- Underbody crossmembers (to support the car’s underside)
- Rear suspension mounting points (for things like leaf springs or coil-over shocks/struts)
The chassis can also include elements such as:
- Differential housing mounts that connect to your differential at one end and to your control arm at the other end; they keep this system moving freely while allowing it to pivot with each wheel movement.
- Steering rack mounts that allow you to move your steering rack up and down without restricting how much movement there is when turning left or right.
A large engine is a must-have for any drag car. The larger the engine, the more power it can produce. But bigger engines are not always better for your wallet or for the environment. And if you’re like most people, you probably don’t want to buy a new car just to be able to build one yourself.
Luckily, there’s an alternative: used cars. If you find an older model that has been well-maintained by its previous owners and is still in good shape mechanically (i.e., no issues with leaks or other problems), then this could be just what you need to get started on building your own drag racer without having to break the bank in order do so
Tires are the most important part of a drag car. They’re the only thing that touches the track, so they must be durable and have good traction. The wrong tires can make you lose traction before you even leave the starting line.
The good news is there are lots of options for tires, including tread pattern and size. You can research different tire brands online or talk to someone at a local parts store who knows about drag racing to find out which brand works best on your car’s chassis (frame).
You can either buy an automatic transmission or a manual. The manual transmissions are cheaper and easier to learn, but they require more maintenance. The automatic transmissions have a lot of complexity and cost more to fix when they break down, but they are available in eight-speed options that can help you go even faster than any manual gearbox could throw down.
Choosing between these two different types of transmission is up to you, but it’s something worth thinking about before making your purchase so that you know what kind of drag car you’ll be getting into.
How much will it cost?
The cost of a drag car depends on the type and make of your vehicle, as well as the parts you use to build it. You can get a good idea of what kind of price range you should be looking at by looking at drag cars that have already been built. For example, let’s say that you’re building a Chevy Nova with rear-wheel drive (RWD) and a manual transmission. If we take a look at some examples from past builds, we can see how much these cars typically cost:
- A friend built his own 1972 Nova for $15k in parts alone.
- Another friend spent $20k on his 1969 Camaro Z28 LS1 Coupe RWD V8 automatic transmission setup only.
- An average build costs around $15k-$20k in parts but requires an additional $5-$10k for labor costs if done by yourself or another mechanic
Your dream car can be a reality
The cost of a drag car depends on many factors. The price of building your own drag car will vary greatly depending on how much effort you want to put into it, the materials used, and where you get them from. It is possible to build your own drag car for less than $10,000 if you use recycled parts or buy them from scrapyards and junkyards. But don’t worry if that’s not in your budget—you can also build one for less than $5,000 by using new parts if necessary.

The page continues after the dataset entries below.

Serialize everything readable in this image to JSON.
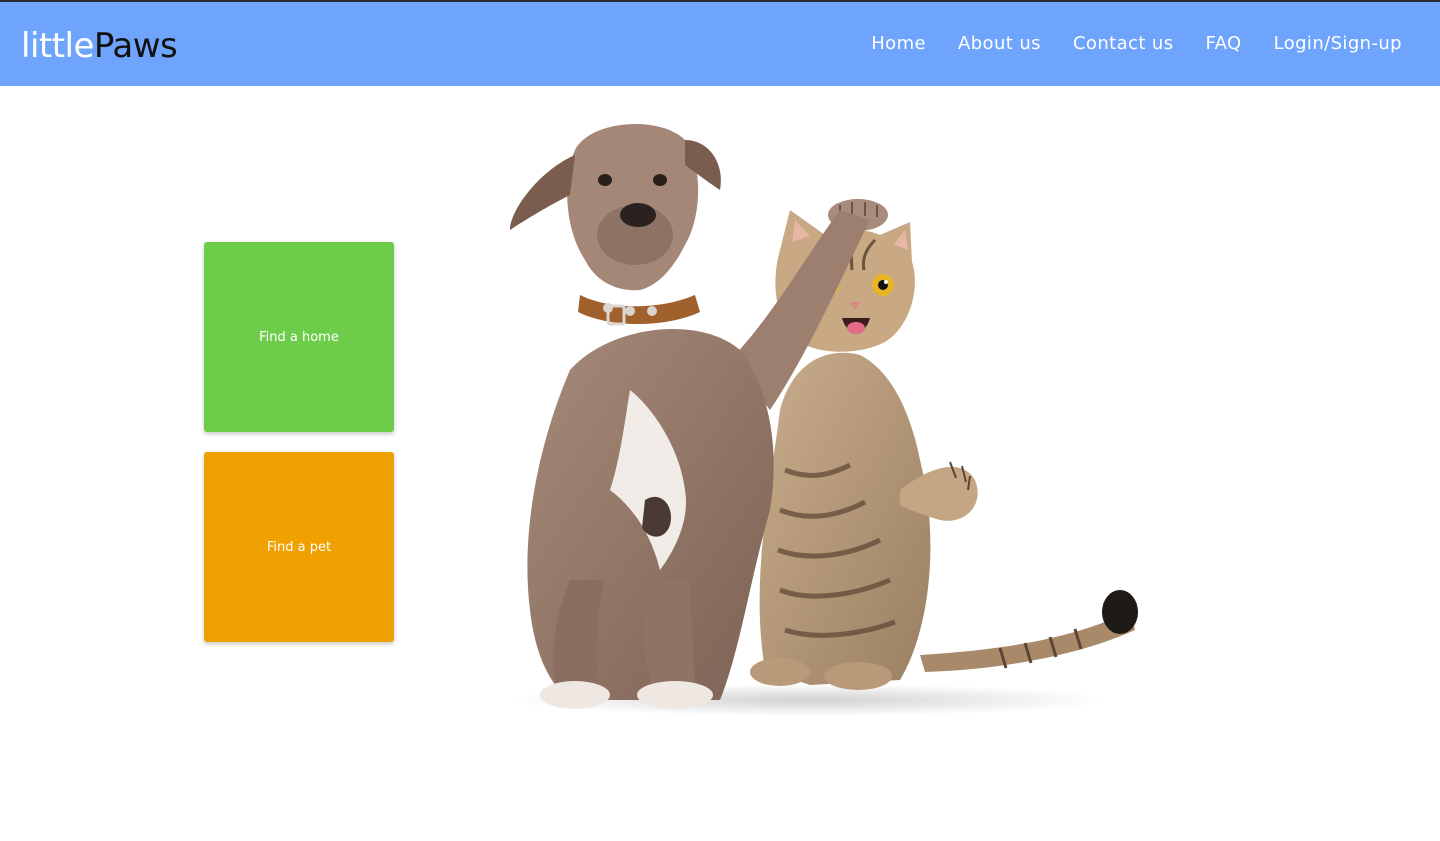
{
  "brand": {
    "part1": "little",
    "part2": "Paws"
  },
  "nav": {
    "items": [
      {
        "label": "Home"
      },
      {
        "label": "About us"
      },
      {
        "label": "Contact us"
      },
      {
        "label": "FAQ"
      },
      {
        "label": "Login/Sign-up"
      }
    ]
  },
  "tiles": {
    "find_home": {
      "label": "Find a home",
      "color": "#6dcc4a"
    },
    "find_pet": {
      "label": "Find a pet",
      "color": "#f0a000"
    }
  },
  "colors": {
    "navbar": "#6fa4fc",
    "brand_light": "#ffffff",
    "brand_dark": "#111111"
  },
  "hero": {
    "icon": "dog-and-cat-illustration"
  }
}
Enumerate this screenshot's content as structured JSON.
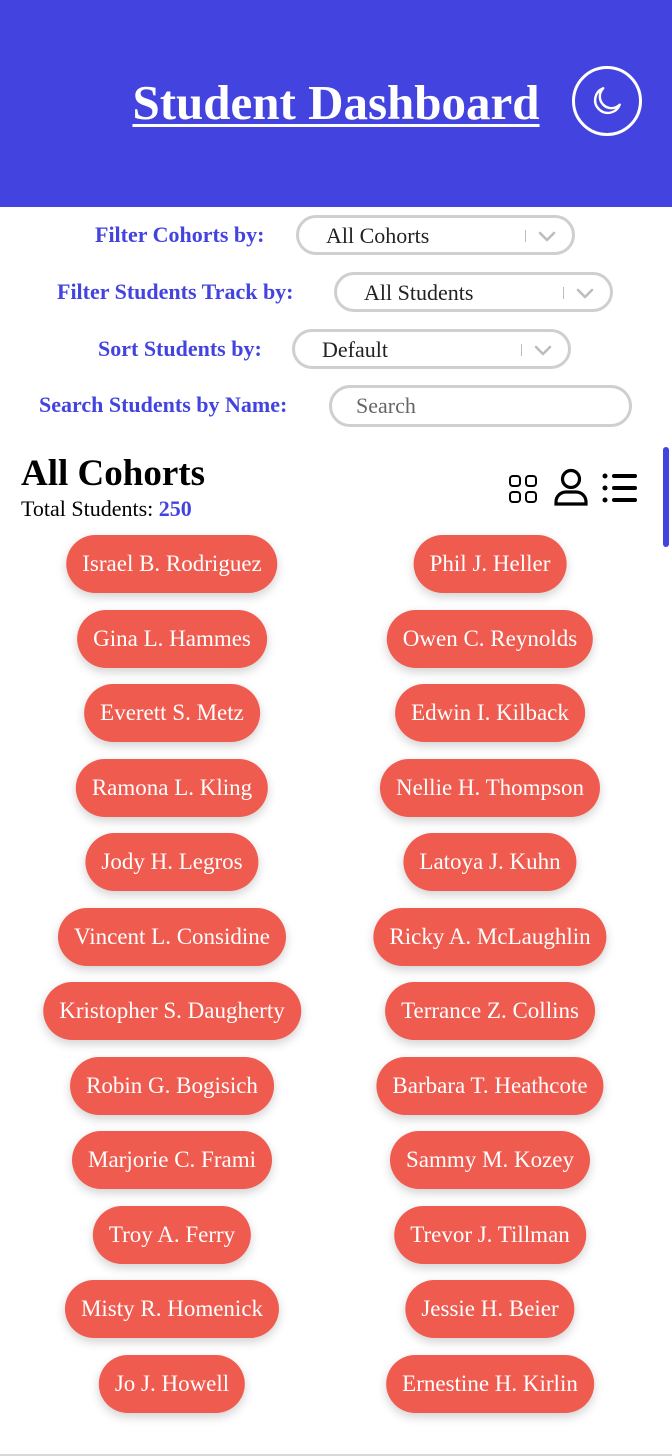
{
  "header": {
    "title": "Student Dashboard",
    "theme_toggle_icon": "moon-icon",
    "background_color": "#4343e0"
  },
  "filters": {
    "cohorts": {
      "label": "Filter Cohorts by:",
      "value": "All Cohorts"
    },
    "track": {
      "label": "Filter Students Track by:",
      "value": "All Students"
    },
    "sort": {
      "label": "Sort Students by:",
      "value": "Default"
    },
    "search": {
      "label": "Search Students by Name:",
      "placeholder": "Search",
      "value": ""
    }
  },
  "section": {
    "title": "All Cohorts",
    "total_label": "Total Students:",
    "total_count": "250"
  },
  "view_icons": [
    "grid-view-icon",
    "user-view-icon",
    "list-view-icon"
  ],
  "colors": {
    "accent": "#4343e0",
    "student_pill": "#ef5b4f"
  },
  "students": [
    "Israel B. Rodriguez",
    "Phil J. Heller",
    "Gina L. Hammes",
    "Owen C. Reynolds",
    "Everett S. Metz",
    "Edwin I. Kilback",
    "Ramona L. Kling",
    "Nellie H. Thompson",
    "Jody H. Legros",
    "Latoya J. Kuhn",
    "Vincent L. Considine",
    "Ricky A. McLaughlin",
    "Kristopher S. Daugherty",
    "Terrance Z. Collins",
    "Robin G. Bogisich",
    "Barbara T. Heathcote",
    "Marjorie C. Frami",
    "Sammy M. Kozey",
    "Troy A. Ferry",
    "Trevor J. Tillman",
    "Misty R. Homenick",
    "Jessie H. Beier",
    "Jo J. Howell",
    "Ernestine H. Kirlin"
  ]
}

The cost to build a drag car will vary, depending on the type of machine you want to build. If you are looking for a fast but simple dragster then all you will need is an engine, transmission, rear end and wheels and tires. If you want something more exotic then they can get quite expensive.
In a friendly tone, the parts that make up your drag car will be one of the biggest factors in determining how much it costs to build one. You can buy all new parts at high prices or find cheaper used ones on Craigslist or eBay. What works best for many people is finding an old race car that needs some work done before being able to use again as well as buying brand new components for their own project instead of using what came with their vehicle when purchased new off lot’s floor. By doing so saves money while also gives fun experience working with others rebuilding classic cars.